By Sam Laird

On Election Day Nov. 7, as Colorado, Tennessee, and several other states voted to ban same-sex marriage, the Santa Cruz City Council made a statement for marriage equality.
The City Council voted unanimously to officially back San Francisco’s drive to legalize same-sex marriage in California, in a special meeting that may have been the briefest meeting the Council has ever conducted. Councilman Ryan Coonerty arrived only eight minutes late to find the meeting had already adjourned.
"Santa Cruz city leaders have always been extremely supportive of gay rights," Mayor Cynthia Matthews told City on a Hill Press (CHP) after the meeting.
In March of 2000, California voters adopted an initiative that added to the California Family Code: "Only marriage between a man and a woman is valid or recognized in California."
San Francisco officials responded in 2004 by issuing some 4,000 marriage licenses to gay couples, a decision that was subsequently challenged in court. Two trials later, a decision by a California appeals court upheld laws limiting marriage to heterosexual couples.
San Francisco submitted the case for review to the California Supreme Court on Nov. 14, and asked for help from other cities around the state, including Santa Cruz, Berkeley, and West Hollywood.
The Santa Cruz City Council’s decision to throw their support behind San Francisco’s appeal was acclaimed by those who attended the meeting.
"Thank you on behalf of the 10,000 gays and lesbians in Santa Cruz County who don’t have the right to be married," said Amy Wirth, Executive Director of the Diversity Center, during the meeting’s public comment period.
Merrie Schaller, Co-Chair of the Gay Lesbian Bisexual Transgender (GLBT) Alliance of Santa Cruz County, was equally pleased with the council’s decision.
"This is a really good place to live," Schaller told CHP. "On a day when several states are actually voting to write inequality into their constitutions, Santa Cruz is standing up for its queer residents."
But the Council’s decision was not warmly received everywhere.
Brad Dacus is the president of the Pacific Justice Institute, a Sacramento-based non-profit organization specializing in the legal defense of religious freedom and parental rights. Dacus believes that the Santa Cruz City Council’s vote is just the latest of many attempts by Santa Cruz area school districts and governments to "push homosexuality."

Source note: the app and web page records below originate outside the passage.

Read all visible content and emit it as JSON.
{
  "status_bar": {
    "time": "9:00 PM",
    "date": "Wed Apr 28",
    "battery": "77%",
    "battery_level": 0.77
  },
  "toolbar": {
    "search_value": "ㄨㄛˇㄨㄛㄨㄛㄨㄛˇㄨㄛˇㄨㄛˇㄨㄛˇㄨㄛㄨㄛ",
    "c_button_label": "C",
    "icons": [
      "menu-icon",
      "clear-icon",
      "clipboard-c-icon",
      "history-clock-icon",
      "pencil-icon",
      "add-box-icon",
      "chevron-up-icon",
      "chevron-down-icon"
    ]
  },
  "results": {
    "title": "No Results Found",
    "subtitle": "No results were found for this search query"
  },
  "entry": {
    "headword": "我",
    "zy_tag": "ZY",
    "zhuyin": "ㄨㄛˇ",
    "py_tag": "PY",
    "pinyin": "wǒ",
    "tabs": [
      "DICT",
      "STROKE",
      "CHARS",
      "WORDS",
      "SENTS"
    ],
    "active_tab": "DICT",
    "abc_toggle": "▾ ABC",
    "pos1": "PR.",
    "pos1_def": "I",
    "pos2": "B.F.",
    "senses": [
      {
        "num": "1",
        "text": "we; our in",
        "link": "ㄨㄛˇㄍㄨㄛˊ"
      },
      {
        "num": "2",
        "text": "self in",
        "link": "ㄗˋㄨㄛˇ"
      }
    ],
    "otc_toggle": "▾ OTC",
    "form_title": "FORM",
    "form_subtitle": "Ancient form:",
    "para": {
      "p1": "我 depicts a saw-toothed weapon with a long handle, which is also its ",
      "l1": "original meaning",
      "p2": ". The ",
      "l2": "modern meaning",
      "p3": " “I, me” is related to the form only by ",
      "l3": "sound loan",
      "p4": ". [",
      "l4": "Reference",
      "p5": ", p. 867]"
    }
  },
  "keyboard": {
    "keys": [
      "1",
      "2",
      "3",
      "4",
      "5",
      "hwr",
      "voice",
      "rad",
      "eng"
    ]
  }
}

"There is a lot of diversity among the people of Santa Cruz that is being ignored by the liberal majority," Dacus said. "True tolerance goes both ways."
"The will of the people must be protected and the selective hypocrisy of those trying to redefine marriage will not prevail," he added.
For City Councilmember Tim Fitzmaurice, the decision to vote yes on supporting same-sex marriage was both personal and ideological.
"My uncle lived with a man for 40 years," Fitzmaurice said. "Other than my marriage, that’s the only lasting relationship in my family that I know of. They could never get married. I find that appalling."
After the meeting, GLBT Alliance Co-Chair Schaller described herself as cautiously optimistic regarding the future of same-sex marriage in California.
"The whole dynamic has changed," Schaller said. "Five years ago, the very idea of gay marriage caused conniptions. We’re moving ahead but I hope we don’t get road-blocked by civil unions, as some people are trying to do. Separate but equal has never worked."